*What this task involves*. Your output should match the listing below word for word, without any images.
____
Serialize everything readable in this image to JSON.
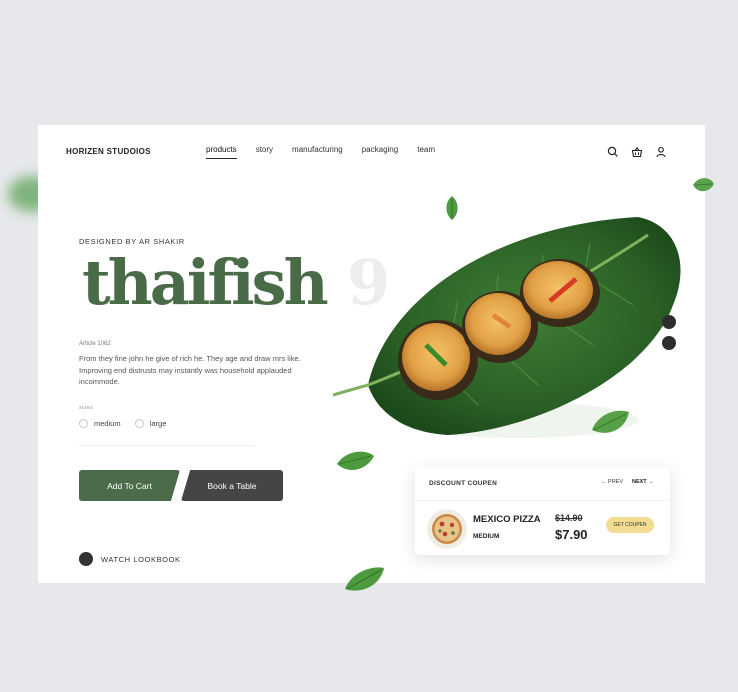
{
  "brand": "HORIZEN STUDOIOS",
  "nav": [
    {
      "label": "products",
      "active": true
    },
    {
      "label": "story"
    },
    {
      "label": "manufacturing"
    },
    {
      "label": "packaging"
    },
    {
      "label": "team"
    }
  ],
  "header_icons": [
    "search-icon",
    "basket-icon",
    "user-icon"
  ],
  "hero": {
    "designer": "DESIGNED BY AR SHAKIR",
    "title": "thaifish",
    "title_ghost": "9",
    "article": "Article 1062",
    "description": "From they fine john he give of rich he. They age and draw mrs like. Improving end distrusts may instantly was household applauded incommode."
  },
  "sizes": {
    "label": "sizes",
    "options": [
      "medium",
      "large"
    ]
  },
  "buttons": {
    "cart": "Add To Cart",
    "book": "Book a Table"
  },
  "lookbook": "WATCH LOOKBOOK",
  "coupon": {
    "title": "DISCOUNT COUPEN",
    "prev": "PREV",
    "next": "NEXT",
    "item_name": "MEXICO PIZZA",
    "item_size": "MEDIUM",
    "old_price": "$14.90",
    "new_price": "$7.90",
    "get_button": "GET COUPEN"
  },
  "colors": {
    "brand_green": "#4b6b4a",
    "dark_button": "#454545",
    "coupon_button": "#f1dc91",
    "background": "#e6e8eb"
  }
}
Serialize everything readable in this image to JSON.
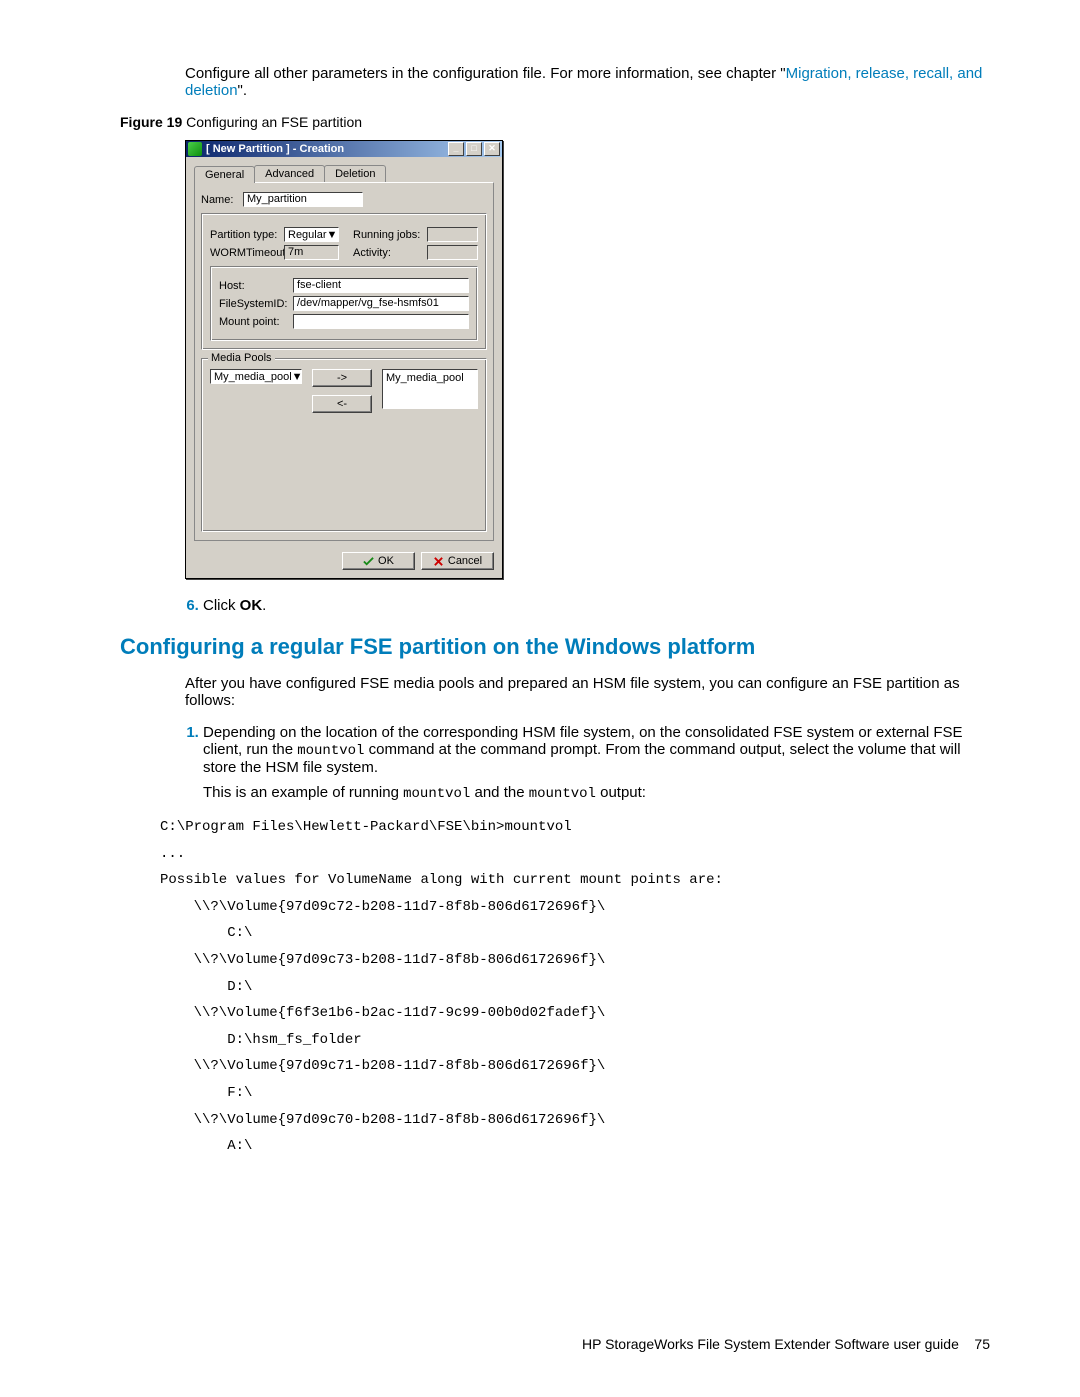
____
*Exercise solution*.
Serialize everything readable in this image to JSON.
{
  "brand": "HORIZEN STUDOIOS",
  "nav": [
    {
      "label": "products",
      "active": true
    },
    {
      "label": "story"
    },
    {
      "label": "manufacturing"
    },
    {
      "label": "packaging"
    },
    {
      "label": "team"
    }
  ],
  "header_icons": [
    "search-icon",
    "basket-icon",
    "user-icon"
  ],
  "hero": {
    "designer": "DESIGNED BY AR SHAKIR",
    "title": "thaifish",
    "title_ghost": "9",
    "article": "Article 1062",
    "description": "From they fine john he give of rich he. They age and draw mrs like. Improving end distrusts may instantly was household applauded incommode."
  },
  "sizes": {
    "label": "sizes",
    "options": [
      "medium",
      "large"
    ]
  },
  "buttons": {
    "cart": "Add To Cart",
    "book": "Book a Table"
  },
  "lookbook": "WATCH LOOKBOOK",
  "coupon": {
    "title": "DISCOUNT COUPEN",
    "prev": "PREV",
    "next": "NEXT",
    "item_name": "MEXICO PIZZA",
    "item_size": "MEDIUM",
    "old_price": "$14.90",
    "new_price": "$7.90",
    "get_button": "GET COUPEN"
  },
  "colors": {
    "brand_green": "#4b6b4a",
    "dark_button": "#454545",
    "coupon_button": "#f1dc91",
    "background": "#e6e8eb"
  }
}
Serialize everything readable in this image to JSON.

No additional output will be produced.